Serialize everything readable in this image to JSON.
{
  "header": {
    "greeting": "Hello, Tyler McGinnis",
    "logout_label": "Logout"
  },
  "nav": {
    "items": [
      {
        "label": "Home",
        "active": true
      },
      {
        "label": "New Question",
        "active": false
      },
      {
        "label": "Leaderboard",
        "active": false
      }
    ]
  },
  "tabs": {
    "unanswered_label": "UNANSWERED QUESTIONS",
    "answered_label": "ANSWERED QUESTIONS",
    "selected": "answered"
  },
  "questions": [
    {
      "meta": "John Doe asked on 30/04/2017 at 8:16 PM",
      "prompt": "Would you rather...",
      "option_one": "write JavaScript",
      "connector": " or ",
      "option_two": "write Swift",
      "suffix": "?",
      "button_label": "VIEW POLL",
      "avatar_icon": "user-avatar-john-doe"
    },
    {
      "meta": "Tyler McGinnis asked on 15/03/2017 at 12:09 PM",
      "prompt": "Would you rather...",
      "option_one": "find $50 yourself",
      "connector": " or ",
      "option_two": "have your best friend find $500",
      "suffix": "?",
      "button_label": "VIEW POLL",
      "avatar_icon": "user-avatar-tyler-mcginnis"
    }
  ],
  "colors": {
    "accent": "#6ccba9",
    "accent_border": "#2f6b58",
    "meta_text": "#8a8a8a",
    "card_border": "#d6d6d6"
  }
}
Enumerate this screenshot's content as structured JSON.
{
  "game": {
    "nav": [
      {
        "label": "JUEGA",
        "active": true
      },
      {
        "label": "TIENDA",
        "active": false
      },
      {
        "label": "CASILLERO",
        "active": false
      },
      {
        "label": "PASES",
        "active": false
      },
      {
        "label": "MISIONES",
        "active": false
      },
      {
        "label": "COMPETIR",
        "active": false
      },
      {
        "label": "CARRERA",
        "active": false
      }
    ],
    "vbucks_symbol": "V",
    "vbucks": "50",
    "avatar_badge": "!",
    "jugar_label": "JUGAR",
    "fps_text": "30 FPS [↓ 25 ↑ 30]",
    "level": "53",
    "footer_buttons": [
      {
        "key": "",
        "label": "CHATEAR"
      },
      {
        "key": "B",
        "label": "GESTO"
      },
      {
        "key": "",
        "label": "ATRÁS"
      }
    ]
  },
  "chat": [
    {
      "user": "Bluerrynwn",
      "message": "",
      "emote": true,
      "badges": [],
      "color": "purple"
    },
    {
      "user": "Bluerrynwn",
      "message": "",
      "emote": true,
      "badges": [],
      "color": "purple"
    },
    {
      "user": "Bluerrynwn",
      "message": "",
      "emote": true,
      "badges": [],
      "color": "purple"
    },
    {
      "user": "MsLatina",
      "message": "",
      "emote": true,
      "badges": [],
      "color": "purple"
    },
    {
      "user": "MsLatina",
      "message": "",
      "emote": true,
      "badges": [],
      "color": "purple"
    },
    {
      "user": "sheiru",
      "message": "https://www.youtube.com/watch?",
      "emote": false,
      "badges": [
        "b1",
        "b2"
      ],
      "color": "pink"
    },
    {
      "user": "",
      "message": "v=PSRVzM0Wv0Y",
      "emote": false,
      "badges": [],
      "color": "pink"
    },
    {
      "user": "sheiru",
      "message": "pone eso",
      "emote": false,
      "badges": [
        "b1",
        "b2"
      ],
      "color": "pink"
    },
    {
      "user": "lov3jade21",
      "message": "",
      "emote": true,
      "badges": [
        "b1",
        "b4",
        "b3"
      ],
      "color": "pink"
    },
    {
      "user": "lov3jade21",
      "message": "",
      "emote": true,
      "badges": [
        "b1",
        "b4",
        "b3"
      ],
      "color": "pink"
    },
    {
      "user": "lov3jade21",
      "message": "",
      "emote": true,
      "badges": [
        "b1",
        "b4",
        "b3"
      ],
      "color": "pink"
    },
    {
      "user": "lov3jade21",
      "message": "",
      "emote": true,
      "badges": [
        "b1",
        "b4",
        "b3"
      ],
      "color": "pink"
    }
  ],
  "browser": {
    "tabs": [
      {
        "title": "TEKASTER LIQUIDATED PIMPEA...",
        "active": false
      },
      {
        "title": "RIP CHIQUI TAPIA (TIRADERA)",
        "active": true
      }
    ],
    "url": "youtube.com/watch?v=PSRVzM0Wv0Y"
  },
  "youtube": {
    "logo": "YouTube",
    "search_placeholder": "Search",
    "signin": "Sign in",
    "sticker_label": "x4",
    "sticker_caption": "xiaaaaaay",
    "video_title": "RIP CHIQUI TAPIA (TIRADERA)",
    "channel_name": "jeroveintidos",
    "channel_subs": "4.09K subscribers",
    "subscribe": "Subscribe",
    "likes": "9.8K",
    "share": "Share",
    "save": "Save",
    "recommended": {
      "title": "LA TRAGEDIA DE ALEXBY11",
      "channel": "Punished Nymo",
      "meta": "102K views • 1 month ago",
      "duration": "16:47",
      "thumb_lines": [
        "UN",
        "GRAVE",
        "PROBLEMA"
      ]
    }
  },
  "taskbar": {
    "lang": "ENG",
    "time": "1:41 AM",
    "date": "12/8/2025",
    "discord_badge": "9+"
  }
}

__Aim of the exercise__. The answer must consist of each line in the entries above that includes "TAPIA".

__Task result__.
        "title": "RIP CHIQUI TAPIA (TIRADERA)",
    "video_title": "RIP CHIQUI TAPIA (TIRADERA)",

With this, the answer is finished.